The scope of the FOIA action includes visitor names and the dates they met with the President at the White House and at other Trump residences: Mar-a-Lago in Florida, and Trump Tower in New York.
The lawsuit was initiated by the liberal non-profit group Citizens for Responsibility and Ethics in Washington (CREW). The National Security Archive and Columbia University's Knight First Amendment Institute are plaintiffs alongside CREW.
The US Secret Service, under the purview of the Department of Homeland Security, maintains the logs. The agency, according to CREW, "has refused to turn them over in response to FOIA requests."
CREW's Executive Director Noah Bookbinder said in a press release that that they "had no choice but to sue."
"We hoped that the Trump administration would follow the precedent of the Obama administration and continue to release visitor logs, but unfortunately they have not," he added.
Former President Obama, several months into his first term, agreed to release White House visitor logs on a monthly basis, following a similar lawsuit by CREW. The group is now seeking those same records, in addition to the comings-and-goings at Trump's private properties in Manhattan and Palm Beach.
National Security Archive Director Tom Blanton noted that "President Obama routinely released the data we're seeking with no damage to presidential privilege."

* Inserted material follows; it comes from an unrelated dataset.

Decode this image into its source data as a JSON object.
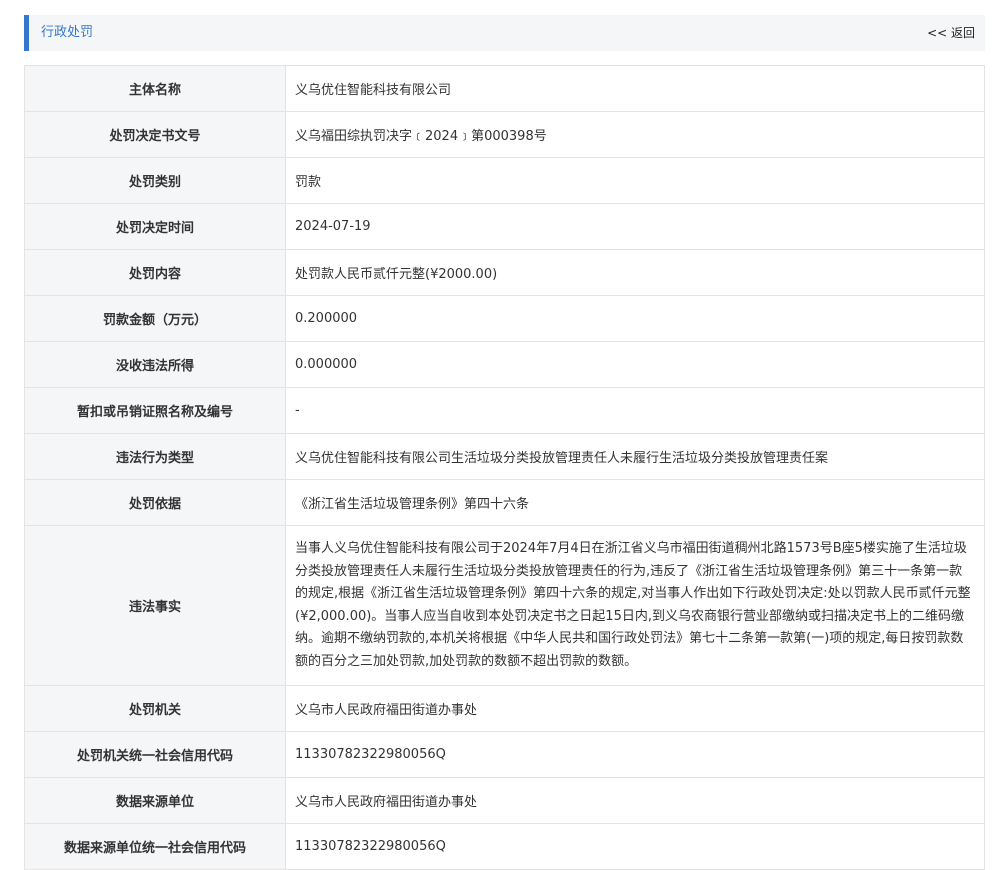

The lawsuit includes a request for records dating back to the Obama administration. The FOIA request was first made on January 23, seeking records about a Mexican delegation that visited the White House prior to Trump's inauguration.
Referenced in the legal filing is a letter that eight Democratic Senators wrote to the White House in March, calling on it to continue to the Obama administration's tradition of rolling visitor log releases. The lawmakers also inquired with Secret Service about the screening measures for private members of Mar-a-Lago.
Their letter specifically mentioned an incident at one of Trump's golf clubs in Bedminster, NJ, when audio leaked of then President-elect Trump "inviting members to 'come around' as he interviews people to serve in his administration."
Democrats have been raising the issue of Trump's associations both during the transition period, as guests were shuffled in and out of Trump Towers to meet the incoming President, and after he assumed office.
Adding fuel to suspicions about Trump's contacts is an active FBI investigation announced last month by James Comey. The Bureau's director informed Congress that federal investigators are looking into whether associates of Trump's presidential campaign were coordinating with alleged Russian efforts to interfere in the US presidential election.